Allotments and leisure gardens still provide the most common means for most people to gain access to land on which to grow their own food. As such they represent an asset of immeasurable value in terms of providing a route or conduit by which ordinary people can attain a basic level of competence in food-growing, which would then give them confidence to progress to larger, commercial scales of production..

Allotment provision has been enshrined in law for the past century, guaranteeing everybody the right to a plot on demand [on submission of a petition of 12 or more ratepayers’ names]. In practice, this led to an average desirable ratio between the concentration of population in a given area and a suitable area of land devoted to allotments, generally interpreted as 4 acres per 1,000 members of the population, although actual provision is much more varied and unequally distributed than this suggests. The gross number of allotments provided in Britain has remained stable throughout this century, at about 500,000, despite a perceived drop in usage and value in modern times.

If a comparison is made with the numbers of people employed in agriculture [150,000] or the number of smallholdings [100,000], it is obvious that more people have access to food-growing opportunities on allotments than by any other means, even taking into account underuse and the use of allotments for purely ornamental growing [estimated to be 50% of the total]. Of the 16 million domestic gardens in the country, very few provide enough soil of sufficient quality to permit the growing of anything but a token amount of food. It might even be possible that allotments represent the greatest area of land under organic cultivation, since obtaining fresh, locally-grown fruit and vegetables, free from additives or contaminants has been the prevailing motivation of the majority of new tenants for the past twenty years. There currently exists an acceptable balance between organic cultivators and those using chemicals on most allotment sites, whereas in the recent past, the preponderance of chemical use did much to overwhelm, discourage and prevent organic culture.

A national review of allotment provision is long overdue. The last major attempt to reassess their structure and function was 30 years ago [the Thorpe Report]. Very few of the recommendations of this parliamentary committee were enacted and the last legislation relevant to allotments dates back to 1950. Despite this absolute official neglect, the indigenous, vernacular culture of allotments is as strong now as it has ever been, although this could be interpreted as strength in and because of adversity.

The most important reform that could be easily achieved to improve the function of the allotment system would be measures to ensure continuity of usage, to pre-empt and avoid the disuse and underuse that is currently widespread. Simple administrative reforms, such as timing of tenancies or acceptance of shared tenancies and subdivided plots, could also do much to ameliorate this situation.

Reform of the anachronistic and frankly incomprehensible standard tenancy agreement between plot-holders and local authorities could contribute to this end amongst others.
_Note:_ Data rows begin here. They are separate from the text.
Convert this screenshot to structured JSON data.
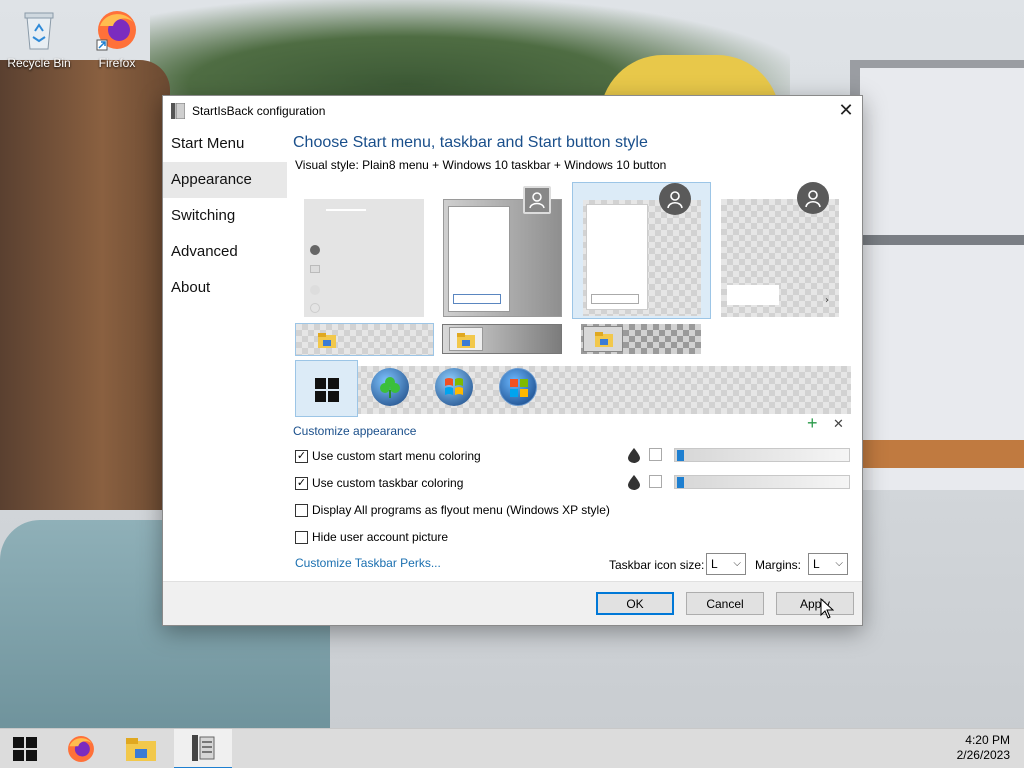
{
  "desktop": {
    "icons": [
      {
        "label": "Recycle Bin",
        "icon": "recycle-bin-icon"
      },
      {
        "label": "Firefox",
        "icon": "firefox-icon"
      }
    ]
  },
  "dialog": {
    "title": "StartIsBack configuration",
    "nav": [
      {
        "label": "Start Menu"
      },
      {
        "label": "Appearance"
      },
      {
        "label": "Switching"
      },
      {
        "label": "Advanced"
      },
      {
        "label": "About"
      }
    ],
    "active_nav": "Appearance",
    "heading": "Choose Start menu, taskbar and Start button style",
    "visual_style": "Visual style:  Plain8 menu + Windows 10 taskbar + Windows 10 button",
    "customize_heading": "Customize appearance",
    "add_symbol": "+",
    "remove_symbol": "✕",
    "options": [
      {
        "label": "Use custom start menu coloring",
        "checked": true
      },
      {
        "label": "Use custom taskbar coloring",
        "checked": true
      },
      {
        "label": "Display All programs as flyout menu (Windows XP style)",
        "checked": false
      },
      {
        "label": "Hide user account picture",
        "checked": false
      }
    ],
    "perks_link": "Customize Taskbar Perks...",
    "taskbar_icon_size_label": "Taskbar icon size:",
    "taskbar_icon_size_value": "L",
    "margins_label": "Margins:",
    "margins_value": "L",
    "buttons": {
      "ok": "OK",
      "cancel": "Cancel",
      "apply": "Apply"
    },
    "close_glyph": "✕"
  },
  "taskbar": {
    "time": "4:20 PM",
    "date": "2/26/2023",
    "accent": "#1e7fd0"
  }
}
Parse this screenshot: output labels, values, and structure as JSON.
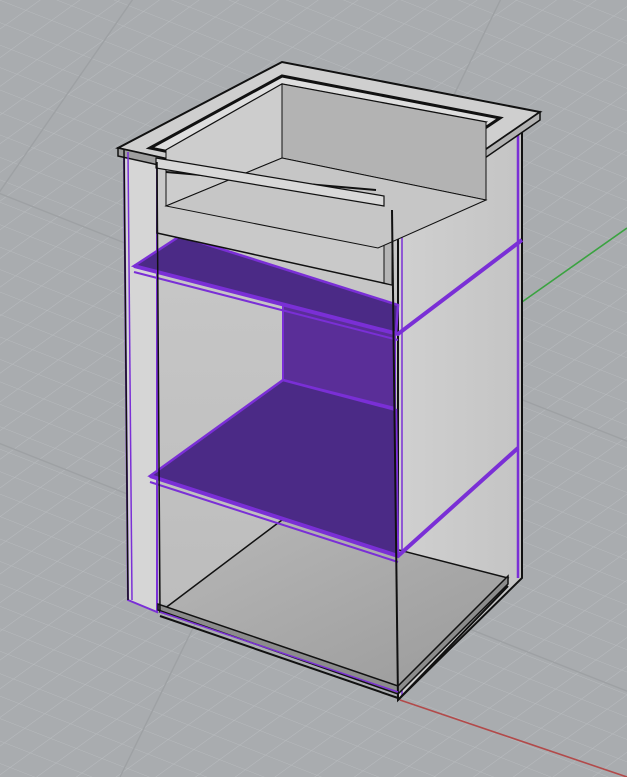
{
  "viewport": {
    "view": "perspective",
    "background": "#a9acaf",
    "grid_minor_color": "#b7babd",
    "grid_major_color": "#9ea1a4",
    "axis_x_color": "#b24a4a",
    "axis_y_color": "#3aa340"
  },
  "model": {
    "object": "sink-base-cabinet",
    "selection_color": "#7a2fd6",
    "selected_fill": "#4b2a86",
    "panel_fill": "#c7c7c7",
    "shade_fill": "#a7a7a7",
    "edge_color": "#111111",
    "selected_parts": [
      "middle-shelf",
      "lower-shelf",
      "back-panel",
      "side-panels"
    ]
  }
}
A draft version of an improved tenancy is included in the second section of this document. Designed to be easily understood, it retains most of the legal tenets stipulated in the original, but includes changes which could improve the situation.

Allotments provide an excellent opportunity for the development of education and training specifically dedicated to the encouragement of organic food growing. Such provision should accept that food-growing is equivalent to a skilled or craft occupation and that growers need to practice for several years to develop a range of abilities. SOFI operates what is in effect a scheme to permit individuals to undertake an apprenticeship in organic growing, learning from more experienced growers, over a period of several years.

It should be noted that the average size of allotments, approximately 300 square meters or one eighth of an acre, is only sufficient to provide a limited amount of produce. When most allotment sites were created, there was considerable demand and this limited area allowed more people to have access. If the grower is trying to maximise one individual’s self-sufficiency by cultivating the greatest diversity of crops for as long as possible each year, one half of an acre or 4 plots would provide enough soil to attain this goal.

Although allotments are undoubtedly affordably priced, there are still justifications for subsidised rent, especially for those on low incomes. The price of rented land on an agricultural scale is approximately equivalent to what is paid by plot-holders, at about £200 per acre per year, although allotment soils and sites are rarely of a standard equivalent to agricultural land. Provision should be made both for those unable to maintain a whole allotment and for those who need more space. Facilities provided with allotments are extremely variable and rents reflect this.


Extract from SOFI – its Formation- 1998